This also comes from a strong belief that places bad times as a thing to be kept private. As if, once admitted that you struggle as well, your ability of supporting others would vanish away, making you as weak as they are. Because the strong ones don’t make their dark times public while happen, but only talk about them later, when there are only the scars without the pain. However, truth is we all can struggle at the same time, but not in the same ways. We can (and we do) struggle in different ways, due to different reasons, and at very different intensities. That’s not what matters. What really matters is the ability to manage struggle, frustration and pressure. Because, as an informal caregiver, there’s a different kind of pressure on your shoulders: the thought that you’ve been trusted. That your close one, your friend, the person who asked you for help, did so because it knew you can deal with the situation without being overwhelmed. That you will lift them up, not that they would drag you down. When it comes to a family member that needs to be taken care of, there is a slightly easier burden to carry: you’ve had no actual choice, other than caring for them.

And just like that, the story of I’m fine begins to unfold: with the desire of not being a disappointment to the people which have seen the best in you, and with the belief that there will come a day when you will be free to talk openly about your struggles and allow yourself to ask for the help you need.

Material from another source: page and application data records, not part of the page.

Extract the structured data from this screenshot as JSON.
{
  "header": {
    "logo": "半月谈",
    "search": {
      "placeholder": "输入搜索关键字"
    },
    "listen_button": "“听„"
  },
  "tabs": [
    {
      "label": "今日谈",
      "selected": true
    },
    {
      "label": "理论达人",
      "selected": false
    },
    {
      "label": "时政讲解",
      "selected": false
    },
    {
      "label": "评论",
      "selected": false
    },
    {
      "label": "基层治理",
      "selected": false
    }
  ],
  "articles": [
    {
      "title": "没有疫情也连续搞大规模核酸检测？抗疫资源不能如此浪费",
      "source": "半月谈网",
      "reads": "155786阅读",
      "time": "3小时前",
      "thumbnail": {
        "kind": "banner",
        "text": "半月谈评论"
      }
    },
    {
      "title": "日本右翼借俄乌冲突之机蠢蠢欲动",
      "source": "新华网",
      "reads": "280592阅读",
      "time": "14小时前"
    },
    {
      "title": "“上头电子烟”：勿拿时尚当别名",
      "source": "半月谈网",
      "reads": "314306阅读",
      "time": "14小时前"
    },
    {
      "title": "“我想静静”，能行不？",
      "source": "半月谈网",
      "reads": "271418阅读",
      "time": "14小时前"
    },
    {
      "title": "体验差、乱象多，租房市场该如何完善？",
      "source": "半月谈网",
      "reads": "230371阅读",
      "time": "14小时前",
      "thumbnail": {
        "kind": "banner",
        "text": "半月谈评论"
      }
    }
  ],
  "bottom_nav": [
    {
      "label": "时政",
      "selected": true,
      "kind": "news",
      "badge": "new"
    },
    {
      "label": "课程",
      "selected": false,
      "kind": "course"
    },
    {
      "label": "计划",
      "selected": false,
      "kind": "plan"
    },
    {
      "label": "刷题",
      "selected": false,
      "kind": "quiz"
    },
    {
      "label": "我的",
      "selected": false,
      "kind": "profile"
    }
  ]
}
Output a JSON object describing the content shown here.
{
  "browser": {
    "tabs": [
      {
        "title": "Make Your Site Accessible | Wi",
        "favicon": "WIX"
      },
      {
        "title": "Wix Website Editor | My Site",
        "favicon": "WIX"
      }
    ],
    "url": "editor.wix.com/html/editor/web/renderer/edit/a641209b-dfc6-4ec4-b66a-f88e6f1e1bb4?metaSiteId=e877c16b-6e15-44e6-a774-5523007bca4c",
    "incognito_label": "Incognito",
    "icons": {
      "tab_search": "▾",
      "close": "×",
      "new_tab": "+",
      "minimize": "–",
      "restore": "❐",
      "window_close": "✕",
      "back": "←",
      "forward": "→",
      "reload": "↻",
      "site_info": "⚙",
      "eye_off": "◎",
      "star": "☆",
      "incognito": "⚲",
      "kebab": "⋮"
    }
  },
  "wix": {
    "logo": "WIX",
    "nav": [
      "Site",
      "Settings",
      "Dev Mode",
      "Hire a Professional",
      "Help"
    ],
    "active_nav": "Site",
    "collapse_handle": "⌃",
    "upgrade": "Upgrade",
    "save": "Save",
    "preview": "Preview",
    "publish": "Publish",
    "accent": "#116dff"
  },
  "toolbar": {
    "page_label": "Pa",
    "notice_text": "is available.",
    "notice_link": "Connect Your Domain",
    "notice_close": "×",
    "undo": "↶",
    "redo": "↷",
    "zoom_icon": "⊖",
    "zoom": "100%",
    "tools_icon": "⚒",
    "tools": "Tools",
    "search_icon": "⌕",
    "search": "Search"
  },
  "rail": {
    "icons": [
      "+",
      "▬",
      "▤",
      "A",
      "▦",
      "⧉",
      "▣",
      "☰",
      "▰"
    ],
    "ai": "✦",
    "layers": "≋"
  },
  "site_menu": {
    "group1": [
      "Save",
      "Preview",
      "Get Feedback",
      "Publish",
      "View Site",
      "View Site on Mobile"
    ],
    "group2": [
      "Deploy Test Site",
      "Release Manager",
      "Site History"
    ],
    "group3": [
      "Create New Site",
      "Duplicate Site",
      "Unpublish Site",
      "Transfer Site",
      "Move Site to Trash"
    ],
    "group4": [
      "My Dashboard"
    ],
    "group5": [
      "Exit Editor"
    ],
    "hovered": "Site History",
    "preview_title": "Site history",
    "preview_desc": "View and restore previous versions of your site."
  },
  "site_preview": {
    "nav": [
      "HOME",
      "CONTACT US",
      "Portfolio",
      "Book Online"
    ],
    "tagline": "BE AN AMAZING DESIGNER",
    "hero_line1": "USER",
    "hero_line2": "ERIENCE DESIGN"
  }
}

Because at the end of the day, what makes a caregiver fail those who trust them by failing themselves is the mix between empathy and fear. You know how it feels to be let down, so you fear that, by saying that you are struggling, you will let the ones that trusted you down. But you’re not. In fact, you would only be helping them more, as they see that it is fine to talk about your bad times. That you can only grow stronger when you learn to be honest. And, the most important lesson one could learn, that it is an act of self-care and self-respect, proof of generosity, as no one has ever been able to pour into other’s souls from an empty cup.